This has many roots, not least because these companies have historically relied on their drivers working overtime to make up for staffing shortages. But more widely, it's a question of physical infrastructure. The Northern Powerhouse Rail group, a rail focused consortium of local government and business leaders spun out of the coalition era Northern Powerhouse project, have commented that the lack of a proper mainline going east to west means that all services go through what are effectively branch lines. This means that trains have to travel slower and can’t take as many passengers as services going in and out from London. This situation, which Rail Minister Huw Merriman MP in November described as needing “root and branch reform” to stave off the risk of “permanent decline,” has seen the roll out of key upgrades across the North. The key programme that York has benefitted from is the TransPennine Route Upgrade, which is set to fully electrify the line between Manchester, Huddersfield, Leeds and York and has included big ticket plans like the upgrade of Leeds station, track upgrades between Huddersfield and York, as well as improving the connection between York and Leeds itself. This programme will help to improve local connections, and afford travellers a greater sense of reliability in the network and go some way to rectifying the £400 million per annum loss that the northern economy has experienced due to disruption.

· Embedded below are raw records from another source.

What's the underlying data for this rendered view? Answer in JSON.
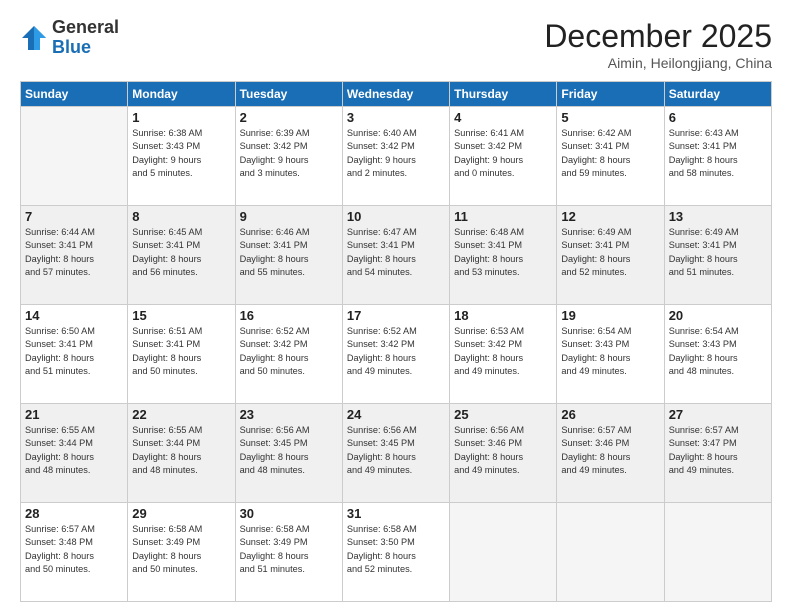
{
  "header": {
    "logo_general": "General",
    "logo_blue": "Blue",
    "month_title": "December 2025",
    "location": "Aimin, Heilongjiang, China"
  },
  "days_of_week": [
    "Sunday",
    "Monday",
    "Tuesday",
    "Wednesday",
    "Thursday",
    "Friday",
    "Saturday"
  ],
  "weeks": [
    [
      {
        "day": "",
        "info": ""
      },
      {
        "day": "1",
        "info": "Sunrise: 6:38 AM\nSunset: 3:43 PM\nDaylight: 9 hours\nand 5 minutes."
      },
      {
        "day": "2",
        "info": "Sunrise: 6:39 AM\nSunset: 3:42 PM\nDaylight: 9 hours\nand 3 minutes."
      },
      {
        "day": "3",
        "info": "Sunrise: 6:40 AM\nSunset: 3:42 PM\nDaylight: 9 hours\nand 2 minutes."
      },
      {
        "day": "4",
        "info": "Sunrise: 6:41 AM\nSunset: 3:42 PM\nDaylight: 9 hours\nand 0 minutes."
      },
      {
        "day": "5",
        "info": "Sunrise: 6:42 AM\nSunset: 3:41 PM\nDaylight: 8 hours\nand 59 minutes."
      },
      {
        "day": "6",
        "info": "Sunrise: 6:43 AM\nSunset: 3:41 PM\nDaylight: 8 hours\nand 58 minutes."
      }
    ],
    [
      {
        "day": "7",
        "info": "Sunrise: 6:44 AM\nSunset: 3:41 PM\nDaylight: 8 hours\nand 57 minutes."
      },
      {
        "day": "8",
        "info": "Sunrise: 6:45 AM\nSunset: 3:41 PM\nDaylight: 8 hours\nand 56 minutes."
      },
      {
        "day": "9",
        "info": "Sunrise: 6:46 AM\nSunset: 3:41 PM\nDaylight: 8 hours\nand 55 minutes."
      },
      {
        "day": "10",
        "info": "Sunrise: 6:47 AM\nSunset: 3:41 PM\nDaylight: 8 hours\nand 54 minutes."
      },
      {
        "day": "11",
        "info": "Sunrise: 6:48 AM\nSunset: 3:41 PM\nDaylight: 8 hours\nand 53 minutes."
      },
      {
        "day": "12",
        "info": "Sunrise: 6:49 AM\nSunset: 3:41 PM\nDaylight: 8 hours\nand 52 minutes."
      },
      {
        "day": "13",
        "info": "Sunrise: 6:49 AM\nSunset: 3:41 PM\nDaylight: 8 hours\nand 51 minutes."
      }
    ],
    [
      {
        "day": "14",
        "info": "Sunrise: 6:50 AM\nSunset: 3:41 PM\nDaylight: 8 hours\nand 51 minutes."
      },
      {
        "day": "15",
        "info": "Sunrise: 6:51 AM\nSunset: 3:41 PM\nDaylight: 8 hours\nand 50 minutes."
      },
      {
        "day": "16",
        "info": "Sunrise: 6:52 AM\nSunset: 3:42 PM\nDaylight: 8 hours\nand 50 minutes."
      },
      {
        "day": "17",
        "info": "Sunrise: 6:52 AM\nSunset: 3:42 PM\nDaylight: 8 hours\nand 49 minutes."
      },
      {
        "day": "18",
        "info": "Sunrise: 6:53 AM\nSunset: 3:42 PM\nDaylight: 8 hours\nand 49 minutes."
      },
      {
        "day": "19",
        "info": "Sunrise: 6:54 AM\nSunset: 3:43 PM\nDaylight: 8 hours\nand 49 minutes."
      },
      {
        "day": "20",
        "info": "Sunrise: 6:54 AM\nSunset: 3:43 PM\nDaylight: 8 hours\nand 48 minutes."
      }
    ],
    [
      {
        "day": "21",
        "info": "Sunrise: 6:55 AM\nSunset: 3:44 PM\nDaylight: 8 hours\nand 48 minutes."
      },
      {
        "day": "22",
        "info": "Sunrise: 6:55 AM\nSunset: 3:44 PM\nDaylight: 8 hours\nand 48 minutes."
      },
      {
        "day": "23",
        "info": "Sunrise: 6:56 AM\nSunset: 3:45 PM\nDaylight: 8 hours\nand 48 minutes."
      },
      {
        "day": "24",
        "info": "Sunrise: 6:56 AM\nSunset: 3:45 PM\nDaylight: 8 hours\nand 49 minutes."
      },
      {
        "day": "25",
        "info": "Sunrise: 6:56 AM\nSunset: 3:46 PM\nDaylight: 8 hours\nand 49 minutes."
      },
      {
        "day": "26",
        "info": "Sunrise: 6:57 AM\nSunset: 3:46 PM\nDaylight: 8 hours\nand 49 minutes."
      },
      {
        "day": "27",
        "info": "Sunrise: 6:57 AM\nSunset: 3:47 PM\nDaylight: 8 hours\nand 49 minutes."
      }
    ],
    [
      {
        "day": "28",
        "info": "Sunrise: 6:57 AM\nSunset: 3:48 PM\nDaylight: 8 hours\nand 50 minutes."
      },
      {
        "day": "29",
        "info": "Sunrise: 6:58 AM\nSunset: 3:49 PM\nDaylight: 8 hours\nand 50 minutes."
      },
      {
        "day": "30",
        "info": "Sunrise: 6:58 AM\nSunset: 3:49 PM\nDaylight: 8 hours\nand 51 minutes."
      },
      {
        "day": "31",
        "info": "Sunrise: 6:58 AM\nSunset: 3:50 PM\nDaylight: 8 hours\nand 52 minutes."
      },
      {
        "day": "",
        "info": ""
      },
      {
        "day": "",
        "info": ""
      },
      {
        "day": "",
        "info": ""
      }
    ]
  ]
}
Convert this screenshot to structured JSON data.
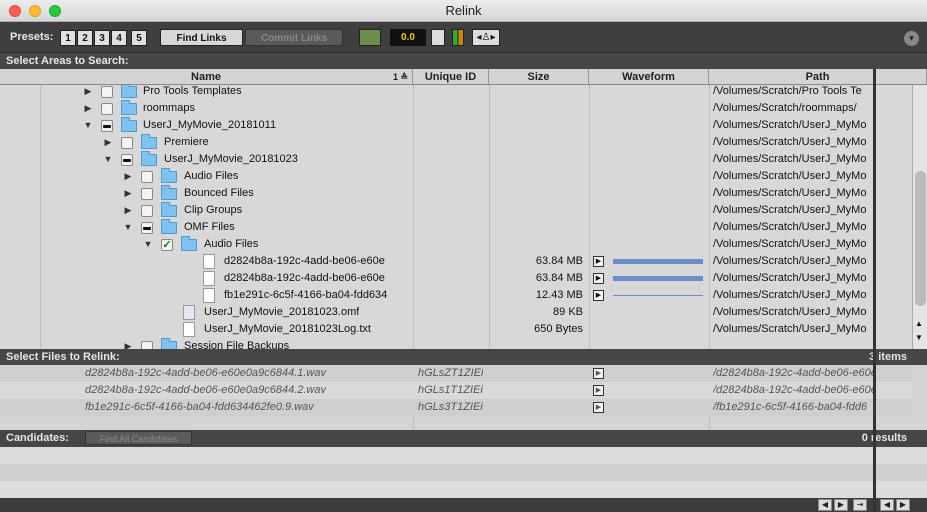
{
  "window": {
    "title": "Relink"
  },
  "toolbar": {
    "presets_label": "Presets:",
    "presets": [
      "1",
      "2",
      "3",
      "4",
      "5"
    ],
    "find_links": "Find Links",
    "commit_links": "Commit Links",
    "gain_value": "0.0"
  },
  "areas": {
    "label": "Select Areas to Search:",
    "columns": {
      "name": "Name",
      "sort": "1 ≙",
      "unique_id": "Unique ID",
      "size": "Size",
      "waveform": "Waveform",
      "path": "Path"
    },
    "rows": [
      {
        "name": "Pro Tools Templates",
        "path": "/Volumes/Scratch/Pro Tools Te"
      },
      {
        "name": "roommaps",
        "path": "/Volumes/Scratch/roommaps/"
      },
      {
        "name": "UserJ_MyMovie_20181011",
        "path": "/Volumes/Scratch/UserJ_MyMo"
      },
      {
        "name": "Premiere",
        "path": "/Volumes/Scratch/UserJ_MyMo"
      },
      {
        "name": "UserJ_MyMovie_20181023",
        "path": "/Volumes/Scratch/UserJ_MyMo"
      },
      {
        "name": "Audio Files",
        "path": "/Volumes/Scratch/UserJ_MyMo"
      },
      {
        "name": "Bounced Files",
        "path": "/Volumes/Scratch/UserJ_MyMo"
      },
      {
        "name": "Clip Groups",
        "path": "/Volumes/Scratch/UserJ_MyMo"
      },
      {
        "name": "OMF Files",
        "path": "/Volumes/Scratch/UserJ_MyMo"
      },
      {
        "name": "Audio Files",
        "path": "/Volumes/Scratch/UserJ_MyMo"
      },
      {
        "name": "d2824b8a-192c-4add-be06-e60e",
        "size": "63.84 MB",
        "path": "/Volumes/Scratch/UserJ_MyMo"
      },
      {
        "name": "d2824b8a-192c-4add-be06-e60e",
        "size": "63.84 MB",
        "path": "/Volumes/Scratch/UserJ_MyMo"
      },
      {
        "name": "fb1e291c-6c5f-4166-ba04-fdd634",
        "size": "12.43 MB",
        "path": "/Volumes/Scratch/UserJ_MyMo"
      },
      {
        "name": "UserJ_MyMovie_20181023.omf",
        "size": "89 KB",
        "path": "/Volumes/Scratch/UserJ_MyMo"
      },
      {
        "name": "UserJ_MyMovie_20181023Log.txt",
        "size": "650 Bytes",
        "path": "/Volumes/Scratch/UserJ_MyMo"
      },
      {
        "name": "Session File Backups",
        "path": ""
      }
    ]
  },
  "relink": {
    "label": "Select Files to Relink:",
    "count": "3 items",
    "rows": [
      {
        "name": "d2824b8a-192c-4add-be06-e60e0a9c6844.1.wav",
        "uid": "hGLsZT1ZIEi",
        "path": "/d2824b8a-192c-4add-be06-e60e"
      },
      {
        "name": "d2824b8a-192c-4add-be06-e60e0a9c6844.2.wav",
        "uid": "hGLs1T1ZIEi",
        "path": "/d2824b8a-192c-4add-be06-e60e"
      },
      {
        "name": "fb1e291c-6c5f-4166-ba04-fdd634462fe0.9.wav",
        "uid": "hGLs3T1ZIEi",
        "path": "/fb1e291c-6c5f-4166-ba04-fdd6"
      }
    ]
  },
  "candidates": {
    "label": "Candidates:",
    "find_all": "Find All Candidates",
    "results": "0 results"
  }
}
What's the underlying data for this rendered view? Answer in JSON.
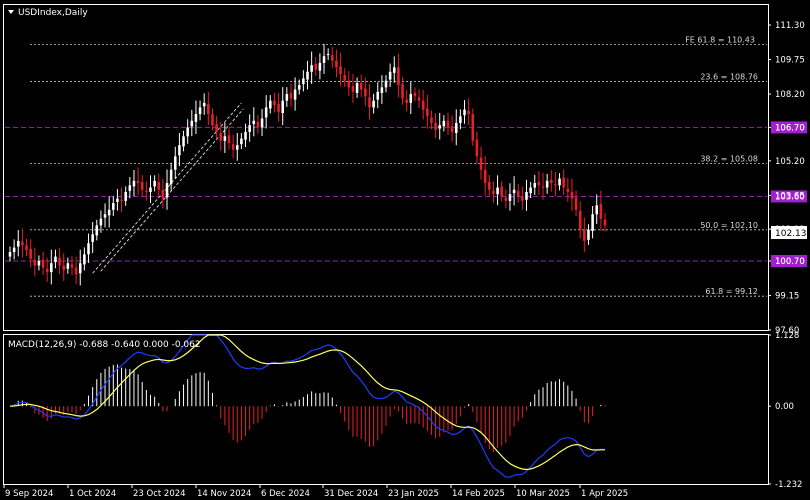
{
  "header": {
    "symbol_label": "USDIndex,Daily"
  },
  "macd_header": {
    "label": "MACD(12,26,9) -0.688 -0.640 0.000 -0.062"
  },
  "colors": {
    "background": "#000000",
    "border": "#ffffff",
    "bull_candle": "#ffffff",
    "bear_candle": "#e8202a",
    "level_line": "#8b2aa3",
    "level_tag": "#a21fd0",
    "fib_line": "#c8c8c8",
    "macd_line": "#1e3cff",
    "signal_line": "#ffff66",
    "hist_pos": "#ffffff",
    "hist_neg": "#e8202a"
  },
  "chart_data": [
    {
      "type": "candlestick",
      "title": "USDIndex,Daily",
      "ylim": [
        97.6,
        112.2
      ],
      "y_ticks": [
        "111.30",
        "109.75",
        "108.20",
        "106.70",
        "105.20",
        "103.65",
        "102.13",
        "100.70",
        "99.15",
        "97.60"
      ],
      "x_ticks": [
        "9 Sep 2024",
        "1 Oct 2024",
        "23 Oct 2024",
        "14 Nov 2024",
        "6 Dec 2024",
        "31 Dec 2024",
        "23 Jan 2025",
        "14 Feb 2025",
        "10 Mar 2025",
        "1 Apr 2025"
      ],
      "current_price": "102.13",
      "horizontal_levels": [
        {
          "label": "106.70",
          "value": 106.7
        },
        {
          "label": "103.60",
          "value": 103.6
        },
        {
          "label": "100.70",
          "value": 100.7
        }
      ],
      "fibonacci_levels": [
        {
          "label": "FE 61.8 = 110.43",
          "value": 110.43
        },
        {
          "label": "23.6 = 108.76",
          "value": 108.76
        },
        {
          "label": "38.2 = 105.08",
          "value": 105.08
        },
        {
          "label": "50.0 = 102.10",
          "value": 102.1
        },
        {
          "label": "61.8 = 99.12",
          "value": 99.12
        }
      ],
      "trendline": {
        "from": [
          "30 Sep 2024",
          100.15
        ],
        "to": [
          "20 Nov 2024",
          107.8
        ]
      },
      "closes": [
        101.1,
        101.3,
        101.6,
        101.4,
        101.2,
        100.8,
        100.5,
        100.7,
        100.4,
        100.2,
        100.6,
        100.9,
        100.5,
        100.3,
        100.6,
        100.4,
        100.1,
        100.6,
        101.0,
        101.5,
        101.9,
        102.3,
        102.6,
        102.8,
        103.0,
        103.3,
        103.5,
        103.4,
        103.8,
        104.1,
        104.3,
        104.2,
        103.9,
        103.8,
        104.0,
        104.3,
        103.9,
        103.5,
        104.2,
        104.8,
        105.4,
        105.9,
        106.3,
        106.7,
        107.0,
        107.3,
        107.6,
        107.8,
        107.3,
        106.8,
        106.5,
        106.1,
        106.3,
        106.0,
        105.7,
        105.9,
        106.2,
        106.5,
        106.8,
        107.0,
        106.7,
        107.1,
        107.6,
        107.9,
        107.7,
        107.4,
        107.9,
        108.2,
        108.0,
        108.4,
        108.6,
        108.9,
        109.2,
        109.5,
        109.3,
        109.6,
        109.9,
        110.0,
        109.7,
        109.4,
        109.1,
        108.8,
        108.5,
        108.3,
        108.7,
        108.4,
        108.1,
        107.6,
        107.9,
        108.3,
        108.5,
        108.8,
        109.2,
        109.4,
        108.6,
        108.0,
        107.8,
        108.2,
        108.1,
        107.9,
        107.5,
        107.2,
        106.9,
        106.6,
        106.8,
        107.0,
        106.7,
        106.5,
        106.9,
        107.2,
        107.5,
        107.3,
        106.1,
        105.4,
        104.8,
        104.2,
        103.9,
        103.7,
        104.0,
        103.6,
        103.4,
        103.7,
        103.9,
        103.6,
        103.4,
        103.8,
        104.0,
        104.2,
        104.1,
        104.0,
        104.3,
        104.2,
        104.1,
        104.4,
        104.0,
        103.8,
        103.5,
        103.0,
        102.1,
        101.6,
        102.1,
        102.8,
        103.2,
        102.6,
        102.3
      ]
    },
    {
      "type": "macd",
      "title": "MACD(12,26,9) -0.688 -0.640 0.000 -0.062",
      "ylim": [
        -1.232,
        1.128
      ],
      "y_ticks": [
        "1.128",
        "0.00",
        "-1.232"
      ],
      "macd": -0.688,
      "signal": -0.64,
      "histogram": -0.062
    }
  ]
}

These improvements are clearly much needed, yet many advocates in business and local government have remained disappointed at the continued stalling on the key region wide projects that could finally unlock the North’s economic potential after decades of underinvestment. One of the central pillars of the Northern Powerhouse is the development of the High Speed 2 (HS2) railway which originally intended to provide faster links from London to key midlands and northern cities like Leeds, Birmingham, and Manchester. Within this was the absolutely critical plan to invest heavily in developing commuter routes between the northern cities themselves. Two years ago, the planned 140 km route from the East Midlands Parkway (EMP) in Nottingham was scrapped and currently there are plans to look at scrapping the 60 km route from Birmingham to EMP itself. At the start of February, government announced further funding cuts as they seek to rein in ballooning costs, with the target finish date for the first phase being pushed back from 2029 to 2033, and the second phase connecting Manchester and the, now under review, eastern leg to Birmingham pushed back from 2033 to anytime between 2035 to 2041. Turning away from HS2, a similar approach has been taken to the proposed high speed plans submitted by the Northern Powerhouse Rail Group, where the planned £43 billion network running from Liverpool to Leeds and including a new station at Bradford, has also been scrapped. Instead, this has been substituted for a new and cheaper 40 mile line running from Warrington to Marsden and a general commitment to continually upgrading existing infrastructure.

In 2021, the Department for Transport, then led by Grant Shapps MP, published the government’s rail plan which stated plainly that the UK is in dire need of a network that reliably runs on time. Given the chaos that passengers have endured on the northern networks for years, this is clearly true and the upgrades that have already been launched will certainly make a key difference. The impact has already been felt locally in York and will be key for ensuring that the north is brought up to a standard that makes it possible for people to invest a sense of trust in the railways. But the underinvestment in railways connecting the cities that historically were the engines of the British economy will continue to hold back economic growth. Genuine transformation projects, like HS2 as it was originally planned and the Liverpool to Hull high speed line, could give the northern economy a connectivity that it has not enjoyed for decades. Whilst local investments and upgrades as we’ve experienced in York are vital, the north’s full potential cannot be realised without a comprehensive approach to investment.